Wednesday, July 20, 2011

The Long Silence and News on the Second Edition Book

Hi guys. It's been a very long silence since March. Well, real life got in the way. I was busy with a middleware project and the need to learn from scratch made it very difficult to allocate time for the BIOS research. Well, now I'm back researching BIOS again full-throttle at least 3 days per week. Therefore, the book content would be coming in the coming weeks hopefully. I have several semi-official works in BIOS baking in the kitchen. You will see some of it in the new book. Just FYI, the first book took 5 years for the research because I'm complete noob in (believe it or not) computer.
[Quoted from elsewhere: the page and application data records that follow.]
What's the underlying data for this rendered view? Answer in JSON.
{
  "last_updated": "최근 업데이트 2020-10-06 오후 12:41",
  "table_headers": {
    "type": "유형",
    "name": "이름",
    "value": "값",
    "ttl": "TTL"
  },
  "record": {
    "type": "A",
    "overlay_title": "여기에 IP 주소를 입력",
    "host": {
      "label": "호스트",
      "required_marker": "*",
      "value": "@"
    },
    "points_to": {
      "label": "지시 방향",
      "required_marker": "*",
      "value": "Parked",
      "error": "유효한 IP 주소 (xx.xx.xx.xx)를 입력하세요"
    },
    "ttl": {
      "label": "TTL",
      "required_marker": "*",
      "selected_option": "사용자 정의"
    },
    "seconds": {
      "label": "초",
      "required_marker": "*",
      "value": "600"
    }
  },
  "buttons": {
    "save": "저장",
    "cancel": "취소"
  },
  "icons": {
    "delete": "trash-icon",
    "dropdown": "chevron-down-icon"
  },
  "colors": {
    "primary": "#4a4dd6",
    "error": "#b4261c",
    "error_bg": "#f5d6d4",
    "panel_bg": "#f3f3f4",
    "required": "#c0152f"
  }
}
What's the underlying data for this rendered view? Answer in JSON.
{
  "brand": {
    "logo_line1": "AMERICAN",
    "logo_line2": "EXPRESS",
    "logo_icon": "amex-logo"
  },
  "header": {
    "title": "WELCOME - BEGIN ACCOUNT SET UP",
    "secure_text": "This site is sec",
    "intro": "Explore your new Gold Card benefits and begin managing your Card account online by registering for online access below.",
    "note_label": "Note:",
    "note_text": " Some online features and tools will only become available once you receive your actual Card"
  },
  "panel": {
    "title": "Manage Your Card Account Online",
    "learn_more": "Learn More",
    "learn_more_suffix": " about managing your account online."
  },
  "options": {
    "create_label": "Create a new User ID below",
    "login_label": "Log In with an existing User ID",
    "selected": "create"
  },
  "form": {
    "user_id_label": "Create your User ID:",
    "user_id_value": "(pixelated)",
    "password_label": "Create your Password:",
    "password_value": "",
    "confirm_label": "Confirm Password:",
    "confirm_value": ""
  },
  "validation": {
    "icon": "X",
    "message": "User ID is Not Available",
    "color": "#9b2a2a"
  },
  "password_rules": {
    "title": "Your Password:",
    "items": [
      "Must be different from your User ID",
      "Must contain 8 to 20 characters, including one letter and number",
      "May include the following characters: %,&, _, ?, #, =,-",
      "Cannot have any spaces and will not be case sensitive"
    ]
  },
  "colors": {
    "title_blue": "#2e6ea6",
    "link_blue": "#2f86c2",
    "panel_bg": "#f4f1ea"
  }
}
Not just programming but using computer as well. It took several years just to learn to write Windows Device Drivers for experiments. Certainly a lot has changed since those years. Therefore, several months of research I think would be sufficient this time around as long as I can keep my "mood level" and "focus" to finish this one. Thanks for the suggestions in my post from last March. I'm preparing a reworked ToC to accomodate those ideas. Regarding my plan to release the first edition of the book for free. I'm still doing some cautious reading on the contract to see whether it will violate my contract or not. Actually, I stopped receiving royalties in mid-2010. However, I don't want to violate any IP transferred to my publisher as per the contract.

Wednesday, March 9, 2011

Latest State of The BIOS Disassembly Book

Hello guys. First I would like to apologize for the very late delivery of the book. I've been dragging my feet with other works over the past few months and hadn't been able to do considerable work on the book. Anyway, I have discussed everything with my publisher and co-author Luis Miras and we decided that we should push forward much more aggressively. Well, I decided to do a "restart" because the first four chapters that I have finished last year requires a lot of rework. If you have ideas on new stuff which you think should be included, feel free to talk about it in the comment section. Thanks. Darmawan

Sunday, January 9, 2011

Happy New Year and Update on BIOS Disassembly Ninjutsu Uncovered 2nd Edition

Hi Guys. First I'd like to say Happy New Year to you all. About BIOS Disassembly Ninjutsu Uncovered 2nd Edition, I want to apologize because I couldn't finish the book last year despite my best effort. It's not a vaporware :P, as I've worked on several chapters already. It's too bad that I was very busy last year and couldn't allocate enough time to finish it. However, there was one positive side to the delay. I finally had a chance to work with official BIOS source code from one of the BIOS vendor (under NDA). This gives me a unique insight on how much exactly an "insider" (a.k.a BIOS developer) knows about the BIOS code itself. I can tell you that it's exactly as what I've suspected since long ago (even before BIOS Disassembly Ninjutsu Uncovered), even if you have the source code, BIOS code still has a very steep learning curve, you need to know (literally) dozens of hardware protocol specifications. It's not just about the code itself but about the background knowledge needed to understand them all. Well, at least in one respect, the second edition of the book would provide a unique point of view.